(Saved entries)
════

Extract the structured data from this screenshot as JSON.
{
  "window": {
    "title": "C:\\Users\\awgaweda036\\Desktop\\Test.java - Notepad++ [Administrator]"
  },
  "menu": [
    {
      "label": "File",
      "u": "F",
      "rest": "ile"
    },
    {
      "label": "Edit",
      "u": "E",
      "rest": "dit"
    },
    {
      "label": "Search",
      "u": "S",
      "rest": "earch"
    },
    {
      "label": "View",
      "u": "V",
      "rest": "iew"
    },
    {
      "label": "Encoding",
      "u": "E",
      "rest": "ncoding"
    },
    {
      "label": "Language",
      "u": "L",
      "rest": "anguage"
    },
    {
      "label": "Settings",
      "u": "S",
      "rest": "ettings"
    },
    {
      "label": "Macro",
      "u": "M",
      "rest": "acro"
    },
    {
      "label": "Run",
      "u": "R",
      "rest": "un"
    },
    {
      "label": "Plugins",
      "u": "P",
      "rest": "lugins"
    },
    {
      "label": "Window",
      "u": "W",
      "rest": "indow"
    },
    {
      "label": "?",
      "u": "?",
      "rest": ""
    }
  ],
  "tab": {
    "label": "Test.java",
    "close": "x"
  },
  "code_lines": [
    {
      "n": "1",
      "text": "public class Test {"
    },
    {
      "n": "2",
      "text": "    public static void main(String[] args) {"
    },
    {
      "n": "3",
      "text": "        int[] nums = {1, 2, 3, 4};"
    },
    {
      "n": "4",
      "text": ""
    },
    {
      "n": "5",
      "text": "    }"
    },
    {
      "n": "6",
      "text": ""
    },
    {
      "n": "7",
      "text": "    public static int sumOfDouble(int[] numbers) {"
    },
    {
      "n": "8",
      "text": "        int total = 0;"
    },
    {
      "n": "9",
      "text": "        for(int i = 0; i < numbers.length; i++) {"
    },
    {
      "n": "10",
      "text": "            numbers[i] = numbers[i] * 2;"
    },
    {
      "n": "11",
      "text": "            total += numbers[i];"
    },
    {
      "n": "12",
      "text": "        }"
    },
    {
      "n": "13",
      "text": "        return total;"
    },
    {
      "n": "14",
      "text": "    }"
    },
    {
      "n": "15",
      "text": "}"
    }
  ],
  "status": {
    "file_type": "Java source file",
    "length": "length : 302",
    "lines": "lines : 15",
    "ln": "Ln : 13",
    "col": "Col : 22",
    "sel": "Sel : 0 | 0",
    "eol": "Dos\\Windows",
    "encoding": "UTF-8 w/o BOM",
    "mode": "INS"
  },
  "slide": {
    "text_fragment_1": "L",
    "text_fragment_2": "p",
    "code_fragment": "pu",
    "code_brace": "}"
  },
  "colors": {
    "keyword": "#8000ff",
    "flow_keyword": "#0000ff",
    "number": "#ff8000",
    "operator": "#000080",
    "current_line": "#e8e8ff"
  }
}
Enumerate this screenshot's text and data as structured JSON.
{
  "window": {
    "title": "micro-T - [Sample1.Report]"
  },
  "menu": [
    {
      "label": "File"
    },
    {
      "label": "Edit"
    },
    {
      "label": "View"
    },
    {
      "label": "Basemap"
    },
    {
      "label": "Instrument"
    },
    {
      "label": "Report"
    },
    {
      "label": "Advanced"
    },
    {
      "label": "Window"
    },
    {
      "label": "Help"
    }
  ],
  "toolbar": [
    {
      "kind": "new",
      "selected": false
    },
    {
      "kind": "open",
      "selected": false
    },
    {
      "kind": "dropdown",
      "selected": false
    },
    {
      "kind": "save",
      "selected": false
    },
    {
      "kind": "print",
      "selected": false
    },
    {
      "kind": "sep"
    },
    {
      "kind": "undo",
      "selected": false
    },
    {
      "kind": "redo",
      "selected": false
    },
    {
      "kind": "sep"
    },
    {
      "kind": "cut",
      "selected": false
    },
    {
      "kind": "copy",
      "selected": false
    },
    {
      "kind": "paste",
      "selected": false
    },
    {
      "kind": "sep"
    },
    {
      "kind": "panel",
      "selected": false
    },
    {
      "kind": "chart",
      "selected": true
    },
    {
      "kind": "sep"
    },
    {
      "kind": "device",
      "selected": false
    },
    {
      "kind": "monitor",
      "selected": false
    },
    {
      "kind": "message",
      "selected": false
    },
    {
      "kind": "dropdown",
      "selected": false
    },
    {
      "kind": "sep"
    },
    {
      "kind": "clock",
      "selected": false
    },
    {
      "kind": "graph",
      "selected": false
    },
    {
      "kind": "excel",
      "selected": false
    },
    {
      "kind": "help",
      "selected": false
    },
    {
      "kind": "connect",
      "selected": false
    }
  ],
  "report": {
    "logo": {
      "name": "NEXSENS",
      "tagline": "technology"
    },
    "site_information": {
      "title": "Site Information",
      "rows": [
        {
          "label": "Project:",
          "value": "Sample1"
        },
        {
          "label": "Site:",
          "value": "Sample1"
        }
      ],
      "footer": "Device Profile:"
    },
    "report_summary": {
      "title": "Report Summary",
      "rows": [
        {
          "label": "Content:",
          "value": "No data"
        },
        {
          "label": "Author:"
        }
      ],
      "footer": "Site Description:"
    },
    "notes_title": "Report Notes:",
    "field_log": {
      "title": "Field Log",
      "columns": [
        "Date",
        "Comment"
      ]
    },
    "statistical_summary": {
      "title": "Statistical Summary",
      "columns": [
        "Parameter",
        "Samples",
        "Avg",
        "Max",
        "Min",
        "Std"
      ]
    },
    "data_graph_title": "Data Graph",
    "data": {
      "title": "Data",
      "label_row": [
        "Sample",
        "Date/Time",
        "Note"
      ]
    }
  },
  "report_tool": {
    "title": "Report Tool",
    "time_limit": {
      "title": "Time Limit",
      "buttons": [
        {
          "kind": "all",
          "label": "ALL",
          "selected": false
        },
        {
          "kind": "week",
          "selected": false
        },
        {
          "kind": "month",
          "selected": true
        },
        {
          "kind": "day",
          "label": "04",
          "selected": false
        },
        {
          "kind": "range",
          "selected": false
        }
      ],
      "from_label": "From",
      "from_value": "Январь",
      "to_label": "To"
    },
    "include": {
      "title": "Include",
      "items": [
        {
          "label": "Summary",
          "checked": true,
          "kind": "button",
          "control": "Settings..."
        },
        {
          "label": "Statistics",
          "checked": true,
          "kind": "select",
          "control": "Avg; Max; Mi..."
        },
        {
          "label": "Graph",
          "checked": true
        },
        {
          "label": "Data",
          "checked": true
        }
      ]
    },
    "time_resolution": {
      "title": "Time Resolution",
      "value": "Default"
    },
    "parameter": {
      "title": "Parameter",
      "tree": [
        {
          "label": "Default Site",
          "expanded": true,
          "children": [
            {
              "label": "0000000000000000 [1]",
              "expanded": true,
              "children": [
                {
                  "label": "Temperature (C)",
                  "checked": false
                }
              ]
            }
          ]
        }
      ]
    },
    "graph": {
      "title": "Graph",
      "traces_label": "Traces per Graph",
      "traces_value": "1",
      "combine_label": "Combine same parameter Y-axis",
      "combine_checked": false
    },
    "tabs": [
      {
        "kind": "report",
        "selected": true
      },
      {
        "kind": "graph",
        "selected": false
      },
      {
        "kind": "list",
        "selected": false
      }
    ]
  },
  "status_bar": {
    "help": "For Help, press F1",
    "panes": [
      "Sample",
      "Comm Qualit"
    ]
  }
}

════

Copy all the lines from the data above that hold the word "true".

      "selected": true
          "selected": true
          "checked": true,
          "checked": true,
          "checked": true
          "checked": true
          "expanded": true,
              "expanded": true,
        "selected": true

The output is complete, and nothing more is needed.